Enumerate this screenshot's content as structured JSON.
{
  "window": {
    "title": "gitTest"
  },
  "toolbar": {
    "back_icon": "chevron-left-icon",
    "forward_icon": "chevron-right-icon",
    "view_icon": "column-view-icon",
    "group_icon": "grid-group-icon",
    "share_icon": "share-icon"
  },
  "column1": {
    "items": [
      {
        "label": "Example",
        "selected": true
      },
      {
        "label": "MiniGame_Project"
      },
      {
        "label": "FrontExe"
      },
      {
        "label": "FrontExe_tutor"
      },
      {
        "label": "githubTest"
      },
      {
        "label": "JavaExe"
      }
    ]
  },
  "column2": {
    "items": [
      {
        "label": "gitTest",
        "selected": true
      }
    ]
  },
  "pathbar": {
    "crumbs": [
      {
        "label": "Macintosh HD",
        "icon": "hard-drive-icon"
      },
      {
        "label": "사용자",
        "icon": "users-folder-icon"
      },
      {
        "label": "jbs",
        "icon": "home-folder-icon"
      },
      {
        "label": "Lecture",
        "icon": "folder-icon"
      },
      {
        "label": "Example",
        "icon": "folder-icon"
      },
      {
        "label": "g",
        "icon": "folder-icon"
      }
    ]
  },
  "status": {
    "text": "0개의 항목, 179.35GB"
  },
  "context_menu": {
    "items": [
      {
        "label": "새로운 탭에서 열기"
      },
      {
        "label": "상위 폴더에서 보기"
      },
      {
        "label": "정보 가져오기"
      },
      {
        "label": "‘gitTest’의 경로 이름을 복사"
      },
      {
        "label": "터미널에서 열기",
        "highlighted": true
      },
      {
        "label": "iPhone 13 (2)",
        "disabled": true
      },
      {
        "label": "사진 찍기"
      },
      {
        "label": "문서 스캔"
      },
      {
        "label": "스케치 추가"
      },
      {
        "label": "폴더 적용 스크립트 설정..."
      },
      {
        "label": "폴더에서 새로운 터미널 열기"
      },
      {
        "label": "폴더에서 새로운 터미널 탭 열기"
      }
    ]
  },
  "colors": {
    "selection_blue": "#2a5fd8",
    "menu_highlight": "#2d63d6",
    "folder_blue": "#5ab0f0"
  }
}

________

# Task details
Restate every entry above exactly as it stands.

# Completed task
Enumerate this screenshot's content as structured JSON.
{
  "window": {
    "title": "gitTest"
  },
  "toolbar": {
    "back_icon": "chevron-left-icon",
    "forward_icon": "chevron-right-icon",
    "view_icon": "column-view-icon",
    "group_icon": "grid-group-icon",
    "share_icon": "share-icon"
  },
  "column1": {
    "items": [
      {
        "label": "Example",
        "selected": true
      },
      {
        "label": "MiniGame_Project"
      },
      {
        "label": "FrontExe"
      },
      {
        "label": "FrontExe_tutor"
      },
      {
        "label": "githubTest"
      },
      {
        "label": "JavaExe"
      }
    ]
  },
  "column2": {
    "items": [
      {
        "label": "gitTest",
        "selected": true
      }
    ]
  },
  "pathbar": {
    "crumbs": [
      {
        "label": "Macintosh HD",
        "icon": "hard-drive-icon"
      },
      {
        "label": "사용자",
        "icon": "users-folder-icon"
      },
      {
        "label": "jbs",
        "icon": "home-folder-icon"
      },
      {
        "label": "Lecture",
        "icon": "folder-icon"
      },
      {
        "label": "Example",
        "icon": "folder-icon"
      },
      {
        "label": "g",
        "icon": "folder-icon"
      }
    ]
  },
  "status": {
    "text": "0개의 항목, 179.35GB"
  },
  "context_menu": {
    "items": [
      {
        "label": "새로운 탭에서 열기"
      },
      {
        "label": "상위 폴더에서 보기"
      },
      {
        "label": "정보 가져오기"
      },
      {
        "label": "‘gitTest’의 경로 이름을 복사"
      },
      {
        "label": "터미널에서 열기",
        "highlighted": true
      },
      {
        "label": "iPhone 13 (2)",
        "disabled": true
      },
      {
        "label": "사진 찍기"
      },
      {
        "label": "문서 스캔"
      },
      {
        "label": "스케치 추가"
      },
      {
        "label": "폴더 적용 스크립트 설정..."
      },
      {
        "label": "폴더에서 새로운 터미널 열기"
      },
      {
        "label": "폴더에서 새로운 터미널 탭 열기"
      }
    ]
  },
  "colors": {
    "selection_blue": "#2a5fd8",
    "menu_highlight": "#2d63d6",
    "folder_blue": "#5ab0f0"
  }
}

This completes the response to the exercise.